Game of Hormones

Game of Thrones star Kit Harington has reportedly checked into a wellness retreat to deal with "personal issues," after the blockbuster series recently came to an end. His agent said that "Kit has decided to utilise this break in his schedule as an opportunity to spend some time at a wellness retreat to work on some personal issues".

Harington, who played Jon Snow throughout the show's eight-year run, has spoken openly in the past about his struggles dealing with fame, and the emotional adjustment he was forced to make after the conclusion of the hit series.

I couldn’t be more impressed or delighted to hear this and although I have no connection to the actor whatsoever, I am deeply encouraged to hear of a young man, taking an informed decision to practice some essential self-care and invest in his future. I take my hat off to him.

We men don’t do half enough of it because there is still an astounding volume of stigmatisation, wrongly, I may add, surrounding men who dare to talk about their mental struggles. As we get to the end of Mental Health Awareness Month this May, I hope that seeing Kit Harington practice some self-care, might just begin to help in changing that.

Statistics suggest that 10% of men experience depression on a daily basis. “Daily”. That’s millions of men. Even if we are depressed or anxious, we rarely admit that’s the culprit - instead, we lie and say we’re tired or just out of sorts. We retreat from friends & family and instead, we use numbing substances or techniques to hide from our pain. 

Male suicide is rising at such an alarming rate that it’s been classified as a “silent epidemic.” It’s the seventh leading cause of death for males. That’s a staggering statistic. This macho attitude of stuffing our feelings down, or ignoring them, is antiquated and downright dangerous- our macho male hormones are literally killing us - and that has to stop.

The huge and ongoing stigma for men is to “never be seen as weak” and, again wrongly, seeking support or going to therapy, gets enmeshed in this out of date “weak” stigma.

And it’s rubbish.

I have seen many men thrive through therapy and they have all been brave, courageous, strong and honest. They CERTAINLY weren’t weak.
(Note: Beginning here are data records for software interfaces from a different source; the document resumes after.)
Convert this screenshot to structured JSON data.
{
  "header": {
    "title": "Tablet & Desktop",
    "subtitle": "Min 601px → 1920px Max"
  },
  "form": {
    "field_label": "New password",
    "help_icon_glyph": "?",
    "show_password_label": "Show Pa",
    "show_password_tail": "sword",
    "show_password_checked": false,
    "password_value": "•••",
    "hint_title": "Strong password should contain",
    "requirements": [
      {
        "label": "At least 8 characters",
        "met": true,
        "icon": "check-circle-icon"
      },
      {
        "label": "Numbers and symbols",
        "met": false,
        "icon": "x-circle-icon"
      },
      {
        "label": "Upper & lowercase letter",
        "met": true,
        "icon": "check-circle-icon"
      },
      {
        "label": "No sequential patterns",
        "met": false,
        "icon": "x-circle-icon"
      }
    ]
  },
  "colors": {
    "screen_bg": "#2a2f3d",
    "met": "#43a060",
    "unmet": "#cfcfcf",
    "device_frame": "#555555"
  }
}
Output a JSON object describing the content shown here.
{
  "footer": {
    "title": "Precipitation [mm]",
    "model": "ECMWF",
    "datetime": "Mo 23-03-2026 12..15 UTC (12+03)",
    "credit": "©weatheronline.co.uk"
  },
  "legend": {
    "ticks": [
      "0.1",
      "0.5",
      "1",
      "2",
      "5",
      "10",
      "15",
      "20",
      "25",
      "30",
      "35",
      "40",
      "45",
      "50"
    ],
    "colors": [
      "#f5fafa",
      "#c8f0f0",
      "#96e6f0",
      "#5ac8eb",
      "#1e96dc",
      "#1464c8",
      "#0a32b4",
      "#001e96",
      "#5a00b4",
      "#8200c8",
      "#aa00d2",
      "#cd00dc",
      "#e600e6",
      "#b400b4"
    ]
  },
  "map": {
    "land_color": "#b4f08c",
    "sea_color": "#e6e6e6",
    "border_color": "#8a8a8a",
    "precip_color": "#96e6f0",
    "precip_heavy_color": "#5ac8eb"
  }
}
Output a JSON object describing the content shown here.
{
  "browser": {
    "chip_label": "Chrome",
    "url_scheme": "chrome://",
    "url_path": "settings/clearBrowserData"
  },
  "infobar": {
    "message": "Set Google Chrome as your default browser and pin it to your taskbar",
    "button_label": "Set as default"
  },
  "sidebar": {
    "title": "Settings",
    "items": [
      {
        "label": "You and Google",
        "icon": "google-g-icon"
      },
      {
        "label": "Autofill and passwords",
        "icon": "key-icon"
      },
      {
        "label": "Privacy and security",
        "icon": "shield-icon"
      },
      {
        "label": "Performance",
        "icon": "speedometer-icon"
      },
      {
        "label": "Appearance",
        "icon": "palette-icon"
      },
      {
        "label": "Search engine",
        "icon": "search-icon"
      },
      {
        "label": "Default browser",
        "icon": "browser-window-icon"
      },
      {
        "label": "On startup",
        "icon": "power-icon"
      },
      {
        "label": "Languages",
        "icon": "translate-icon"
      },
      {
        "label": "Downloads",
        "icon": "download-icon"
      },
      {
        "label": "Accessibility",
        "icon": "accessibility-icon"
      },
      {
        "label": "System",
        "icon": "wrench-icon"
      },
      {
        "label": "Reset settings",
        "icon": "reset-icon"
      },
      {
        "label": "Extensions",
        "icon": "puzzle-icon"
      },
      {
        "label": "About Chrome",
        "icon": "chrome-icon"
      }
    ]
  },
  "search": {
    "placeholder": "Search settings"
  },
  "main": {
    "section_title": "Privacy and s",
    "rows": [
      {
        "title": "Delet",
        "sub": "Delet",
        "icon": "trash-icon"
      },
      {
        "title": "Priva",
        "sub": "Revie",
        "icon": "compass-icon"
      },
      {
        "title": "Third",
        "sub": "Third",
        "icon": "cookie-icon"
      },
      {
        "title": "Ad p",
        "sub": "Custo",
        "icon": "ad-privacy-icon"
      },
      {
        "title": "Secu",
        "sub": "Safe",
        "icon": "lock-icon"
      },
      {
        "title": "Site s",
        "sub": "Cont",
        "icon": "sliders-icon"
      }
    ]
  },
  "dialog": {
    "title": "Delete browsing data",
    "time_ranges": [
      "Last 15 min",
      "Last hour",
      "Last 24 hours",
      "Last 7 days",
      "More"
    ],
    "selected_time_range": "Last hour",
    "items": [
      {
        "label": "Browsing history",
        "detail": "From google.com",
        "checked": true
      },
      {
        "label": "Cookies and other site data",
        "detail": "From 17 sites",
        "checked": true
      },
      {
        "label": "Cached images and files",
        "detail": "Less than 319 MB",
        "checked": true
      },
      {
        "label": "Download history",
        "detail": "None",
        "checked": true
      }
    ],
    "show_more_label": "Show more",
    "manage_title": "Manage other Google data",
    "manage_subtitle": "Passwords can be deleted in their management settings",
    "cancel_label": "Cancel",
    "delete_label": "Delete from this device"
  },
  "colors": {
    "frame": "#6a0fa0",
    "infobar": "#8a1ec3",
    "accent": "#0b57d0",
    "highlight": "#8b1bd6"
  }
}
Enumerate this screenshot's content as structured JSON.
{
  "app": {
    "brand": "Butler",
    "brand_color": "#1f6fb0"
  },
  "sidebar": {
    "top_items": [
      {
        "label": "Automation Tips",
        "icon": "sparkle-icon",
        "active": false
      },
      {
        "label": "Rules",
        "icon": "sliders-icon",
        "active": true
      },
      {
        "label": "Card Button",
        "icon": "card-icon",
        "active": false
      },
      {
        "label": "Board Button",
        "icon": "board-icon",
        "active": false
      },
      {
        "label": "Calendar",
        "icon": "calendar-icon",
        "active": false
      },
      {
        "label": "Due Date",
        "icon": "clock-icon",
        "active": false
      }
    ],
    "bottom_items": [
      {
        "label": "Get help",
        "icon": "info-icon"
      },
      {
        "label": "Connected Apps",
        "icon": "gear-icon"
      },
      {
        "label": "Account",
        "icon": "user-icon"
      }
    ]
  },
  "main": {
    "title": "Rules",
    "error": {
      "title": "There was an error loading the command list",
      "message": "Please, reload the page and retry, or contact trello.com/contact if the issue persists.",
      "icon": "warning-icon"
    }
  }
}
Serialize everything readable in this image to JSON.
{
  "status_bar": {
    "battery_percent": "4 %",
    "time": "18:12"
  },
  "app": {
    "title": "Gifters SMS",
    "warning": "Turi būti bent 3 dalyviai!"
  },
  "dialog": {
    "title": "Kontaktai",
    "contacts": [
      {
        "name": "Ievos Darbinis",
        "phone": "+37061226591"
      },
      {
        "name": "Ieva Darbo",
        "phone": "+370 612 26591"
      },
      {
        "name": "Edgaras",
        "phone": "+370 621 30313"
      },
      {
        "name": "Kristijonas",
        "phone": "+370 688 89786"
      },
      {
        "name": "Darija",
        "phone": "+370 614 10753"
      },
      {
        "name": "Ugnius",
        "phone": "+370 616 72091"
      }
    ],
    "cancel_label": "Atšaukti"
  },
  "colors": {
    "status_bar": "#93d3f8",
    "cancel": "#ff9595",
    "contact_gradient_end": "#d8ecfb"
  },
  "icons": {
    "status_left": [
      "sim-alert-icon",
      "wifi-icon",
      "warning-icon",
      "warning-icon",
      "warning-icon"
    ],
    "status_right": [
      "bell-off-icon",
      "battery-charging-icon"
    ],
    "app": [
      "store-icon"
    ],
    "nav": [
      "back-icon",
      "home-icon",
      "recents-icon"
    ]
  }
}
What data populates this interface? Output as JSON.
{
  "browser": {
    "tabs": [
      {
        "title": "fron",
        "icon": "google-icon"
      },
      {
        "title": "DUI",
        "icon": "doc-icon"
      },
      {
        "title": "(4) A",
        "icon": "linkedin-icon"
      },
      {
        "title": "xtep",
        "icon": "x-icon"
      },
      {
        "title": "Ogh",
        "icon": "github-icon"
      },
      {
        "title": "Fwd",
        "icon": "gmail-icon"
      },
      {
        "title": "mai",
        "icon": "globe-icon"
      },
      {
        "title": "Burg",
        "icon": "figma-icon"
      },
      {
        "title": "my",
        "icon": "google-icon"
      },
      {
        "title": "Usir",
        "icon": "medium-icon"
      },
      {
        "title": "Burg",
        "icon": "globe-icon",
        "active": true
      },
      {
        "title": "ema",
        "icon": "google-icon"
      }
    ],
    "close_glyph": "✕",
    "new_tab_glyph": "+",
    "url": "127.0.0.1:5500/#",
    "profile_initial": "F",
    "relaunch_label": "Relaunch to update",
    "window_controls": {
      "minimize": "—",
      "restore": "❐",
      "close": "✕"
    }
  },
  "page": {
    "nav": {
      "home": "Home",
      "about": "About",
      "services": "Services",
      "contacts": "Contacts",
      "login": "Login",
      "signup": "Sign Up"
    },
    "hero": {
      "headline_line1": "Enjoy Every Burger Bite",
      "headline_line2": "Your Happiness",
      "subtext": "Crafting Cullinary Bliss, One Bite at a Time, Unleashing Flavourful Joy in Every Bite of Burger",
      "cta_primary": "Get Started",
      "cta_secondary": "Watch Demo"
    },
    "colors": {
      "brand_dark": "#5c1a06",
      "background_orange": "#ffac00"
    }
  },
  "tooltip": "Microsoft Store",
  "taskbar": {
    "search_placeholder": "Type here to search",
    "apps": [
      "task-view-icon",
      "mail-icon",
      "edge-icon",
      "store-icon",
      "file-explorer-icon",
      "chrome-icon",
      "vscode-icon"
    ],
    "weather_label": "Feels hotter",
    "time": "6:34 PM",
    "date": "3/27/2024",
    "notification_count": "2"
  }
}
They simply needed some support and a fresh pair of eyes - and we ALL need that from time to time - and we need to start seeing it as the normality that it is.

Chaps - we’ve just got the strong / weak thing back to front! 
Flip it. Make a new choice. You won’t regret it.